Sens. Lummis and Wyden’s letter to the attorney general. Source: Senator Cynthia Lummis on X

The Bank Secrecy Act and the Treasury Department’s Financial Crimes Enforcement Network (FinCEN) clearly define money transmission as the acceptance and transmission of currency and other forms of value. Non-custodial crypto service providers do not meet the established definition of money transmitters, and the DOJ is thus acting contrary to the Treasury, muddying policy enforcement, the senators said. In their words:

“Bitcoins have a clear unilateral owner at all times. At no point in the [transfer] transaction process is there uncertainty over where ownership resides. […] Custody and control are, therefore, the logical touchstone of where ‘acceptance and transmission’ occurs on Bitcoin and other crypto networks.”
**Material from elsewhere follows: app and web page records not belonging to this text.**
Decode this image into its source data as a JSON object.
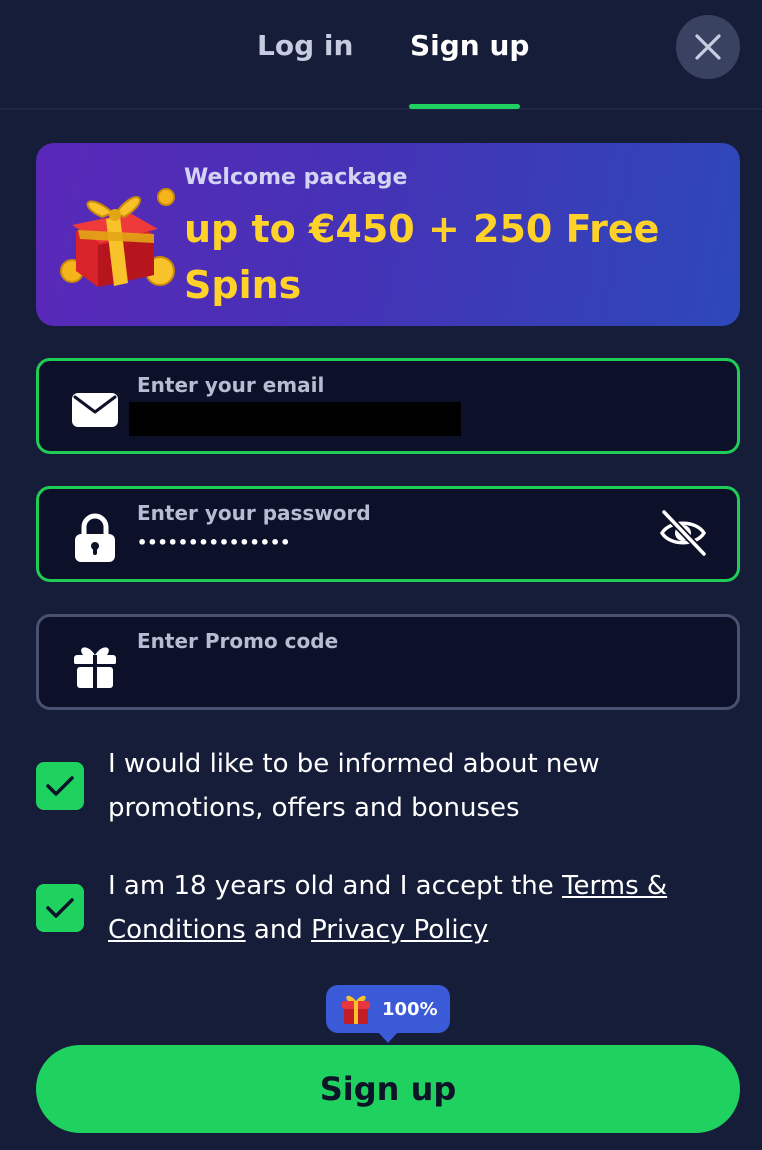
{
  "tabs": {
    "login_label": "Log in",
    "signup_label": "Sign up",
    "active": "signup"
  },
  "banner": {
    "subtitle": "Welcome package",
    "headline": "up to €450 + 250 Free Spins"
  },
  "fields": {
    "email": {
      "label": "Enter your email",
      "value": ""
    },
    "password": {
      "label": "Enter your password",
      "value": "•••••••••••••••"
    },
    "promo": {
      "label": "Enter Promo code",
      "value": ""
    }
  },
  "consents": {
    "promotions_text": "I would like to be informed about new promotions, offers and bonuses",
    "age_prefix": "I am 18 years old and I accept the ",
    "terms_link": "Terms & Conditions",
    "and_text": " and ",
    "privacy_link": "Privacy Policy"
  },
  "bonus_badge": {
    "percent": "100%"
  },
  "submit": {
    "label": "Sign up"
  },
  "colors": {
    "background": "#161d38",
    "accent_green": "#1fd260",
    "headline_yellow": "#ffd22a",
    "badge_blue": "#3a5ad8"
  },
  "icons": {
    "close": "close-icon",
    "email": "envelope-icon",
    "password": "lock-icon",
    "visibility": "eye-off-icon",
    "promo": "gift-icon",
    "check": "check-icon",
    "bonus": "gift-box-icon"
  }
}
FinCen is the “primary interpretive authority” of money transmission registration requirements. The standard suggested by the DOJ could be applied to a broad range of services, from internet service providers that process bank transfers to the post office, the senators wrote.

Crypto advocacy groups filed a joint amicus brief in April with the Southern New York District Court making a similar argument.

Source: Senator Cynthia Lummis

Lawyers for Storm filed a motion to dismiss the charges against him in March, saying Tornado Cash did not meet the definition of a money transmission business and Storm was unable to prevent sanctioned groups from using the service because it was “immutable.”

Related: DOJ’s Tornado Cash arguments show ‘obvious disdain for privacy’ — Lawyer

Prosecutors countered that Storm was accountable for operating the service and claimed he designed software to aid criminality. They said Tornado Cash was “involved the transportation and transmission of funds known to the defendant to have been derived from a criminal offense.”

Storm was arrested in August on charges of sanctions violations and facilitating money laundering in addition to unlicensed money transmission. He could be punished by up to 45 years in prison. He has pleaded not guilty to the charges and is free on $2 million bail with travel restrictions.

Magazine: Tornado Cash 2.0: The race to build safe and legal coin mixers